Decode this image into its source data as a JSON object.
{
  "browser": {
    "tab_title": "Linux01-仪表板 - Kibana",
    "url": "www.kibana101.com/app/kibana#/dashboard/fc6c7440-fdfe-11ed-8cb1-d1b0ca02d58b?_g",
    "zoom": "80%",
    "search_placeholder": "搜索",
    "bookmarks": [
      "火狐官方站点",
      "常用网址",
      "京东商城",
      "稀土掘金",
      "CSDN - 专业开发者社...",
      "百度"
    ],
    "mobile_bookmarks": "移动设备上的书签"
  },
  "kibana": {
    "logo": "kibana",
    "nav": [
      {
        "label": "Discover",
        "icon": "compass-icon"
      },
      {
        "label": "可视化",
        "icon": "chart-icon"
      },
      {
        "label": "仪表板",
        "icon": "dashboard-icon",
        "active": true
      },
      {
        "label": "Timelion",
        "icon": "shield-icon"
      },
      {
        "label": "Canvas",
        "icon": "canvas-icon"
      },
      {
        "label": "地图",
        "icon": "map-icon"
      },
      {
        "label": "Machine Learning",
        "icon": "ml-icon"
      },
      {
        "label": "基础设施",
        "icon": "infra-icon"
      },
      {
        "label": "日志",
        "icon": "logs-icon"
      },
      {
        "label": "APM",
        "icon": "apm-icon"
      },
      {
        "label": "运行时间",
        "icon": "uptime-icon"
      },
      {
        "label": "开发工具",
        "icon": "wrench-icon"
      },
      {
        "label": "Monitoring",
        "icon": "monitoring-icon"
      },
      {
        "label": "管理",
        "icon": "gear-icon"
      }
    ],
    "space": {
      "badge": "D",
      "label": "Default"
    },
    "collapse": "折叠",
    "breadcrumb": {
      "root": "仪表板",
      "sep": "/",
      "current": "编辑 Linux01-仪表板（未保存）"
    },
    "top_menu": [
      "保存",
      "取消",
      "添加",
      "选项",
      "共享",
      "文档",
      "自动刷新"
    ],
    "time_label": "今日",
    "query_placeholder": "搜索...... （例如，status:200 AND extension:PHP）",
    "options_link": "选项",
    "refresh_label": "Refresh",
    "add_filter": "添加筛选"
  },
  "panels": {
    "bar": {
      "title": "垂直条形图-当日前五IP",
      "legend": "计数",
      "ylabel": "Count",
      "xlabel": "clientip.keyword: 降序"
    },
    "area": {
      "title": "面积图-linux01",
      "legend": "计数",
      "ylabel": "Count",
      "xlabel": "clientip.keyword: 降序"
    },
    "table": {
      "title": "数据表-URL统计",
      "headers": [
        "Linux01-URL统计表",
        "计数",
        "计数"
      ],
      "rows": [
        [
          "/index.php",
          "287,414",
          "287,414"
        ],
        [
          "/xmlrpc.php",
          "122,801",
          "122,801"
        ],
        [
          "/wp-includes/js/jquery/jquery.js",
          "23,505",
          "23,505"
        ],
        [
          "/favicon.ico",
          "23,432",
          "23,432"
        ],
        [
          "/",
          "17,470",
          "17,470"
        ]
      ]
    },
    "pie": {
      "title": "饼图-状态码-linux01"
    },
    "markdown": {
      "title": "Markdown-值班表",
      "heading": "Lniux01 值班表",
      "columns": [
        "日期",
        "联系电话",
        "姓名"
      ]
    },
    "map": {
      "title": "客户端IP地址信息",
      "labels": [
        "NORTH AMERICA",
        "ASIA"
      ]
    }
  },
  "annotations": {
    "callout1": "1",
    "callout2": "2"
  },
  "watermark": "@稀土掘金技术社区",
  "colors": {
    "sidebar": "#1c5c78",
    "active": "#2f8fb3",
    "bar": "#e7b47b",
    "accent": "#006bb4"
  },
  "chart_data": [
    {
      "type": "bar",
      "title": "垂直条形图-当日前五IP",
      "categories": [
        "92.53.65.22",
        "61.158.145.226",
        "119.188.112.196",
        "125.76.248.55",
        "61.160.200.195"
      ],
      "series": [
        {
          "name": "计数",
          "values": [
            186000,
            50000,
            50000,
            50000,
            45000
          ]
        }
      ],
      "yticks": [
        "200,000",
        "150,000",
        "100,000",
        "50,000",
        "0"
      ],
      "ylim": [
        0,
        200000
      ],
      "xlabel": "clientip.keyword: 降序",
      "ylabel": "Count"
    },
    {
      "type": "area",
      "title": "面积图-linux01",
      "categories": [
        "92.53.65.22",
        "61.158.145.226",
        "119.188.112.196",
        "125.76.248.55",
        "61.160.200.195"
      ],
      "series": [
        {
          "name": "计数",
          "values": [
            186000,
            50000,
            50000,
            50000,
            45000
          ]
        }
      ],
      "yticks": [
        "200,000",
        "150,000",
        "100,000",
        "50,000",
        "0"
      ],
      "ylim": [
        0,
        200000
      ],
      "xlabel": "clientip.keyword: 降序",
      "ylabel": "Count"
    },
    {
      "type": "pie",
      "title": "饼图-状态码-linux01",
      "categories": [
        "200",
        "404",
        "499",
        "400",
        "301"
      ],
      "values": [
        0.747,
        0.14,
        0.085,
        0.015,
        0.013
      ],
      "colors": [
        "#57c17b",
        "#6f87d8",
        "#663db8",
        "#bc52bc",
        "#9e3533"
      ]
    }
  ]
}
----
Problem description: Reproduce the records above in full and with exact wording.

Reply:
Decode this image into its source data as a JSON object.
{
  "browser": {
    "tab_title": "Linux01-仪表板 - Kibana",
    "url": "www.kibana101.com/app/kibana#/dashboard/fc6c7440-fdfe-11ed-8cb1-d1b0ca02d58b?_g",
    "zoom": "80%",
    "search_placeholder": "搜索",
    "bookmarks": [
      "火狐官方站点",
      "常用网址",
      "京东商城",
      "稀土掘金",
      "CSDN - 专业开发者社...",
      "百度"
    ],
    "mobile_bookmarks": "移动设备上的书签"
  },
  "kibana": {
    "logo": "kibana",
    "nav": [
      {
        "label": "Discover",
        "icon": "compass-icon"
      },
      {
        "label": "可视化",
        "icon": "chart-icon"
      },
      {
        "label": "仪表板",
        "icon": "dashboard-icon",
        "active": true
      },
      {
        "label": "Timelion",
        "icon": "shield-icon"
      },
      {
        "label": "Canvas",
        "icon": "canvas-icon"
      },
      {
        "label": "地图",
        "icon": "map-icon"
      },
      {
        "label": "Machine Learning",
        "icon": "ml-icon"
      },
      {
        "label": "基础设施",
        "icon": "infra-icon"
      },
      {
        "label": "日志",
        "icon": "logs-icon"
      },
      {
        "label": "APM",
        "icon": "apm-icon"
      },
      {
        "label": "运行时间",
        "icon": "uptime-icon"
      },
      {
        "label": "开发工具",
        "icon": "wrench-icon"
      },
      {
        "label": "Monitoring",
        "icon": "monitoring-icon"
      },
      {
        "label": "管理",
        "icon": "gear-icon"
      }
    ],
    "space": {
      "badge": "D",
      "label": "Default"
    },
    "collapse": "折叠",
    "breadcrumb": {
      "root": "仪表板",
      "sep": "/",
      "current": "编辑 Linux01-仪表板（未保存）"
    },
    "top_menu": [
      "保存",
      "取消",
      "添加",
      "选项",
      "共享",
      "文档",
      "自动刷新"
    ],
    "time_label": "今日",
    "query_placeholder": "搜索...... （例如，status:200 AND extension:PHP）",
    "options_link": "选项",
    "refresh_label": "Refresh",
    "add_filter": "添加筛选"
  },
  "panels": {
    "bar": {
      "title": "垂直条形图-当日前五IP",
      "legend": "计数",
      "ylabel": "Count",
      "xlabel": "clientip.keyword: 降序"
    },
    "area": {
      "title": "面积图-linux01",
      "legend": "计数",
      "ylabel": "Count",
      "xlabel": "clientip.keyword: 降序"
    },
    "table": {
      "title": "数据表-URL统计",
      "headers": [
        "Linux01-URL统计表",
        "计数",
        "计数"
      ],
      "rows": [
        [
          "/index.php",
          "287,414",
          "287,414"
        ],
        [
          "/xmlrpc.php",
          "122,801",
          "122,801"
        ],
        [
          "/wp-includes/js/jquery/jquery.js",
          "23,505",
          "23,505"
        ],
        [
          "/favicon.ico",
          "23,432",
          "23,432"
        ],
        [
          "/",
          "17,470",
          "17,470"
        ]
      ]
    },
    "pie": {
      "title": "饼图-状态码-linux01"
    },
    "markdown": {
      "title": "Markdown-值班表",
      "heading": "Lniux01 值班表",
      "columns": [
        "日期",
        "联系电话",
        "姓名"
      ]
    },
    "map": {
      "title": "客户端IP地址信息",
      "labels": [
        "NORTH AMERICA",
        "ASIA"
      ]
    }
  },
  "annotations": {
    "callout1": "1",
    "callout2": "2"
  },
  "watermark": "@稀土掘金技术社区",
  "colors": {
    "sidebar": "#1c5c78",
    "active": "#2f8fb3",
    "bar": "#e7b47b",
    "accent": "#006bb4"
  },
  "chart_data": [
    {
      "type": "bar",
      "title": "垂直条形图-当日前五IP",
      "categories": [
        "92.53.65.22",
        "61.158.145.226",
        "119.188.112.196",
        "125.76.248.55",
        "61.160.200.195"
      ],
      "series": [
        {
          "name": "计数",
          "values": [
            186000,
            50000,
            50000,
            50000,
            45000
          ]
        }
      ],
      "yticks": [
        "200,000",
        "150,000",
        "100,000",
        "50,000",
        "0"
      ],
      "ylim": [
        0,
        200000
      ],
      "xlabel": "clientip.keyword: 降序",
      "ylabel": "Count"
    },
    {
      "type": "area",
      "title": "面积图-linux01",
      "categories": [
        "92.53.65.22",
        "61.158.145.226",
        "119.188.112.196",
        "125.76.248.55",
        "61.160.200.195"
      ],
      "series": [
        {
          "name": "计数",
          "values": [
            186000,
            50000,
            50000,
            50000,
            45000
          ]
        }
      ],
      "yticks": [
        "200,000",
        "150,000",
        "100,000",
        "50,000",
        "0"
      ],
      "ylim": [
        0,
        200000
      ],
      "xlabel": "clientip.keyword: 降序",
      "ylabel": "Count"
    },
    {
      "type": "pie",
      "title": "饼图-状态码-linux01",
      "categories": [
        "200",
        "404",
        "499",
        "400",
        "301"
      ],
      "values": [
        0.747,
        0.14,
        0.085,
        0.015,
        0.013
      ],
      "colors": [
        "#57c17b",
        "#6f87d8",
        "#663db8",
        "#bc52bc",
        "#9e3533"
      ]
    }
  ]
}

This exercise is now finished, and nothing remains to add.